But if there is one thing you learn when you begin to learn about classical algorithms it is that oftentimes what is good for solving one problem can be bad for solving other problems. Take, for example the maximum matching problem. A matching of a graph is a set of edges which do not share common vertices. The maximum matching problem is to find a matching with the largest number of edges. There is a classical algorithm for finding the maximum matching which runs in a time proportional to the number of edges times the square root of the number of vertices (due to Micali and V. Vazirani). In other words the running time of this algorithm is polynomial.

Now what happens if we run simulated annealing on this problem? Well of course simulated annealing is a meta-algorithm…there is a lot I haven’t specified.
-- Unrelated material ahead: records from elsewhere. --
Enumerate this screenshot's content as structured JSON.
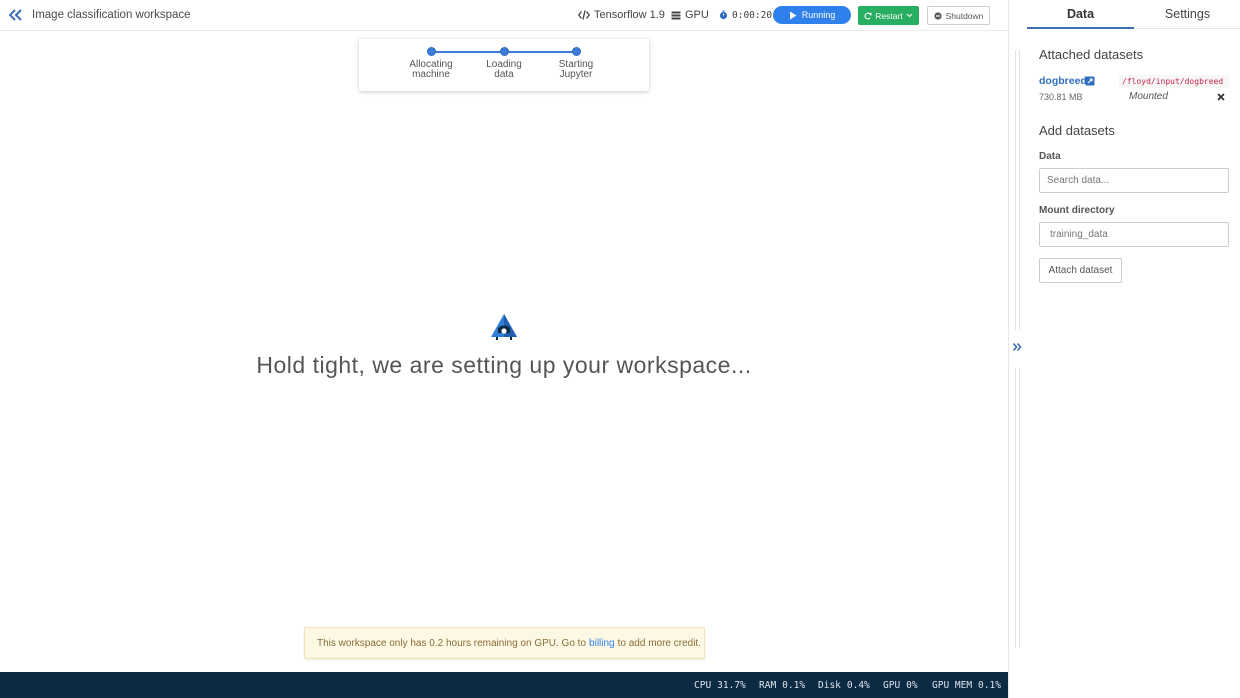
{
  "workspace": {
    "title": "Image classification workspace"
  },
  "toolbar": {
    "framework": "Tensorflow 1.9",
    "machine": "GPU",
    "timer": "0:00:20",
    "run_state": "Running",
    "restart_label": "Restart",
    "shutdown_label": "Shutdown"
  },
  "progress": {
    "steps": [
      {
        "line1": "Allocating",
        "line2": "machine"
      },
      {
        "line1": "Loading",
        "line2": "data"
      },
      {
        "line1": "Starting",
        "line2": "Jupyter"
      }
    ]
  },
  "main": {
    "message": "Hold tight, we are setting up your workspace..."
  },
  "warning": {
    "before": "This workspace only has 0.2 hours remaining on GPU. Go to",
    "link": "billing",
    "after": "to add more credit."
  },
  "metrics": [
    {
      "label": "CPU",
      "value": "31.7%"
    },
    {
      "label": "RAM",
      "value": "0.1%"
    },
    {
      "label": "Disk",
      "value": "0.4%"
    },
    {
      "label": "GPU",
      "value": "0%"
    },
    {
      "label": "GPU MEM",
      "value": "0.1%"
    }
  ],
  "panel": {
    "tabs": [
      {
        "label": "Data",
        "active": true
      },
      {
        "label": "Settings",
        "active": false
      }
    ],
    "attached_title": "Attached datasets",
    "dataset": {
      "name": "dogbreed",
      "path": "/floyd/input/dogbreed",
      "size": "730.81 MB",
      "status": "Mounted"
    },
    "add_title": "Add datasets",
    "data_label": "Data",
    "data_placeholder": "Search data...",
    "mount_label": "Mount directory",
    "mount_placeholder": "training_data",
    "attach_label": "Attach dataset"
  },
  "icons": {
    "collapse": "double-chevron-left-icon",
    "framework": "code-icon",
    "machine": "server-icon",
    "timer": "stopwatch-icon",
    "run": "play-icon",
    "restart": "refresh-icon",
    "shutdown": "power-icon",
    "logo": "floyd-logo-icon",
    "expand": "double-chevron-right-icon",
    "external_link": "external-link-icon",
    "remove": "close-icon"
  },
  "colors": {
    "primary": "#2f80ed",
    "success": "#27ae60",
    "footer": "#0d2a45",
    "warning_bg": "#fcf8e3",
    "link": "#2f6fbe"
  }
}
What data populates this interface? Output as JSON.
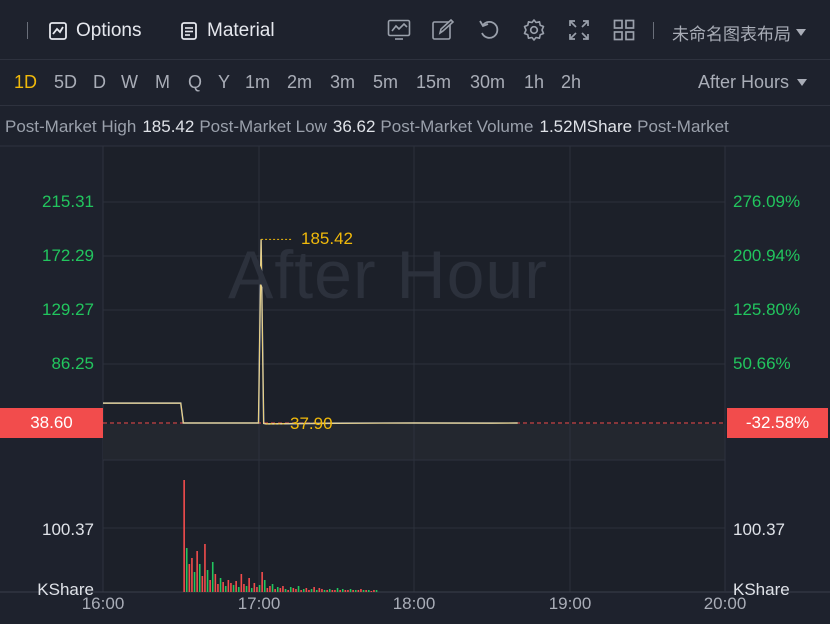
{
  "toolbar": {
    "options_label": "Options",
    "material_label": "Material",
    "layout_label": "未命名图表布局",
    "icons": [
      "indicator-icon",
      "draw-icon",
      "reset-icon",
      "settings-icon",
      "fullscreen-icon",
      "layout-grid-icon"
    ]
  },
  "periods": {
    "items": [
      "1D",
      "5D",
      "D",
      "W",
      "M",
      "Q",
      "Y",
      "1m",
      "2m",
      "3m",
      "5m",
      "15m",
      "30m",
      "1h",
      "2h"
    ],
    "active": "1D",
    "session_label": "After Hours"
  },
  "info": {
    "high_key": "Post-Market High",
    "high_val": "185.42",
    "low_key": "Post-Market Low",
    "low_val": "36.62",
    "volume_key": "Post-Market Volume",
    "volume_val": "1.52MShare",
    "extra_key": "Post-Market"
  },
  "chart": {
    "watermark": "After Hour",
    "left_ticks": [
      "215.31",
      "172.29",
      "129.27",
      "86.25"
    ],
    "right_ticks": [
      "276.09%",
      "200.94%",
      "125.80%",
      "50.66%"
    ],
    "current_price": "38.60",
    "current_change": "-32.58%",
    "high_marker": "185.42",
    "low_marker": "37.90",
    "volume_tick": "100.37",
    "volume_unit": "KShare",
    "x_labels": [
      "16:00",
      "17:00",
      "18:00",
      "19:00",
      "20:00"
    ],
    "colors": {
      "up": "#22c55e",
      "down": "#f24c4c",
      "accent": "#f0b90b",
      "line": "#dfe2e8"
    }
  },
  "chart_data": {
    "type": "line",
    "x": [
      "16:00",
      "16:30",
      "16:31",
      "17:00",
      "17:01",
      "17:02",
      "17:03",
      "17:30",
      "18:00",
      "18:30",
      "18:40"
    ],
    "y": [
      54.5,
      54.5,
      38.6,
      38.6,
      185.42,
      38.3,
      37.9,
      38.4,
      38.6,
      38.5,
      38.6
    ],
    "ylim": [
      36.62,
      215.31
    ],
    "xlim": [
      "16:00",
      "20:00"
    ],
    "grid": true
  }
}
But just take a fairly generic and straightforward way of implementing simulated annealing for this problem. Then it was shown by Sasaki and Hajek that there exist bad instances for this approach. In other words simulated annealing fails to find the maximum matching in a time polynomial in the size of the graph. Doh! On the other hand, simulated annealing does find a “close” maximum matching for suitably small temperatures. This later fact is interesting, but what is more interesting to me is the fact that the simulated annealing algorithm fails where a classical polynomial time algorithm is known to exist.

So why does this all matter in the big scheme of things? Because one of the claims made by those who believe in D-wave is that their quantum system will outperform classical simulated annealing. But what does it mean to outperform classical simulated annealing if classical simulated annealing itself isn’t even the best classical algorithm? There is no simple answer to this question as far as I know, but it does give me pause everytime I see simulated annealing compared to some quantum version of this annealing.

I guess all it means is that when simulated annealing is the best known classical method to solve some problem, then a QC will beat a classical computer. When simulated annealing is not the best way, then the QC may or may not win.

Interesting stuff.

Yeah what zevans said.

Also I should point out that there are several important types of problem where simulated annealing is the best known approach (in the heuristic “let’s thry everything we can think of and pick the one that seems to work the best” sense).

zevans should have said “may” in the first part, though. 🙂